_Dataset_.
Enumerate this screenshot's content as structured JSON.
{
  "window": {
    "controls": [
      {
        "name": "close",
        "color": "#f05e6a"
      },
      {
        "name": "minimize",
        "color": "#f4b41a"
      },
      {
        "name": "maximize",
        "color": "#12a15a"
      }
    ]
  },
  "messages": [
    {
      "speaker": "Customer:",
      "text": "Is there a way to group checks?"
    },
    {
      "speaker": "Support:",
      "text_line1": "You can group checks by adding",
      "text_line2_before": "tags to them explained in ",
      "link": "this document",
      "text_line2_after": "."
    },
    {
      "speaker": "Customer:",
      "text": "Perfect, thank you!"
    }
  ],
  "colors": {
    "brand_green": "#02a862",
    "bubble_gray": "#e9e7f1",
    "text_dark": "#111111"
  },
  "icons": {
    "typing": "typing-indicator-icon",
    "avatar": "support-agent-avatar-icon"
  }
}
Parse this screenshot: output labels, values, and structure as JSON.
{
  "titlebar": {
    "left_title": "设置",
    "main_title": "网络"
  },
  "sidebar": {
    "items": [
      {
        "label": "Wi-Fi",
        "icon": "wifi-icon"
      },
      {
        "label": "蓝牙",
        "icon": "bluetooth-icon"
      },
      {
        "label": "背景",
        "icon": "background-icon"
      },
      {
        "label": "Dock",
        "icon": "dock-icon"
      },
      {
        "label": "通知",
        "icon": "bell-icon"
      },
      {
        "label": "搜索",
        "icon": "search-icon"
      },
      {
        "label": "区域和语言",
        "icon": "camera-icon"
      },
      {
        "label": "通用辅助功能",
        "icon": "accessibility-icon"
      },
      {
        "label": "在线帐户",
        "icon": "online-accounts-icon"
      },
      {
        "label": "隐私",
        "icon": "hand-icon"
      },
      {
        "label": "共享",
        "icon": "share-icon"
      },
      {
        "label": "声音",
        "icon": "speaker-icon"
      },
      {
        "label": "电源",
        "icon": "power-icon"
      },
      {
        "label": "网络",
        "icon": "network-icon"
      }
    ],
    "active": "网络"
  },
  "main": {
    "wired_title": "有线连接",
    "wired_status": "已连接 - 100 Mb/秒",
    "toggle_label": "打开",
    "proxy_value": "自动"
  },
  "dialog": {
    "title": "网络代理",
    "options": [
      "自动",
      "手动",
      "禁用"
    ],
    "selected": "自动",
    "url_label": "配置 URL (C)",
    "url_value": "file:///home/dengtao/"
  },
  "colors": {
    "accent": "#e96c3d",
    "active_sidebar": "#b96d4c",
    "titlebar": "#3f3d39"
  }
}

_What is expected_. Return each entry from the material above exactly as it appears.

_Answer for the task_.
Enumerate this screenshot's content as structured JSON.
{
  "window": {
    "controls": [
      {
        "name": "close",
        "color": "#f05e6a"
      },
      {
        "name": "minimize",
        "color": "#f4b41a"
      },
      {
        "name": "maximize",
        "color": "#12a15a"
      }
    ]
  },
  "messages": [
    {
      "speaker": "Customer:",
      "text": "Is there a way to group checks?"
    },
    {
      "speaker": "Support:",
      "text_line1": "You can group checks by adding",
      "text_line2_before": "tags to them explained in ",
      "link": "this document",
      "text_line2_after": "."
    },
    {
      "speaker": "Customer:",
      "text": "Perfect, thank you!"
    }
  ],
  "colors": {
    "brand_green": "#02a862",
    "bubble_gray": "#e9e7f1",
    "text_dark": "#111111"
  },
  "icons": {
    "typing": "typing-indicator-icon",
    "avatar": "support-agent-avatar-icon"
  }
}
Parse this screenshot: output labels, values, and structure as JSON.
{
  "titlebar": {
    "left_title": "设置",
    "main_title": "网络"
  },
  "sidebar": {
    "items": [
      {
        "label": "Wi-Fi",
        "icon": "wifi-icon"
      },
      {
        "label": "蓝牙",
        "icon": "bluetooth-icon"
      },
      {
        "label": "背景",
        "icon": "background-icon"
      },
      {
        "label": "Dock",
        "icon": "dock-icon"
      },
      {
        "label": "通知",
        "icon": "bell-icon"
      },
      {
        "label": "搜索",
        "icon": "search-icon"
      },
      {
        "label": "区域和语言",
        "icon": "camera-icon"
      },
      {
        "label": "通用辅助功能",
        "icon": "accessibility-icon"
      },
      {
        "label": "在线帐户",
        "icon": "online-accounts-icon"
      },
      {
        "label": "隐私",
        "icon": "hand-icon"
      },
      {
        "label": "共享",
        "icon": "share-icon"
      },
      {
        "label": "声音",
        "icon": "speaker-icon"
      },
      {
        "label": "电源",
        "icon": "power-icon"
      },
      {
        "label": "网络",
        "icon": "network-icon"
      }
    ],
    "active": "网络"
  },
  "main": {
    "wired_title": "有线连接",
    "wired_status": "已连接 - 100 Mb/秒",
    "toggle_label": "打开",
    "proxy_value": "自动"
  },
  "dialog": {
    "title": "网络代理",
    "options": [
      "自动",
      "手动",
      "禁用"
    ],
    "selected": "自动",
    "url_label": "配置 URL (C)",
    "url_value": "file:///home/dengtao/"
  },
  "colors": {
    "accent": "#e96c3d",
    "active_sidebar": "#b96d4c",
    "titlebar": "#3f3d39"
  }
}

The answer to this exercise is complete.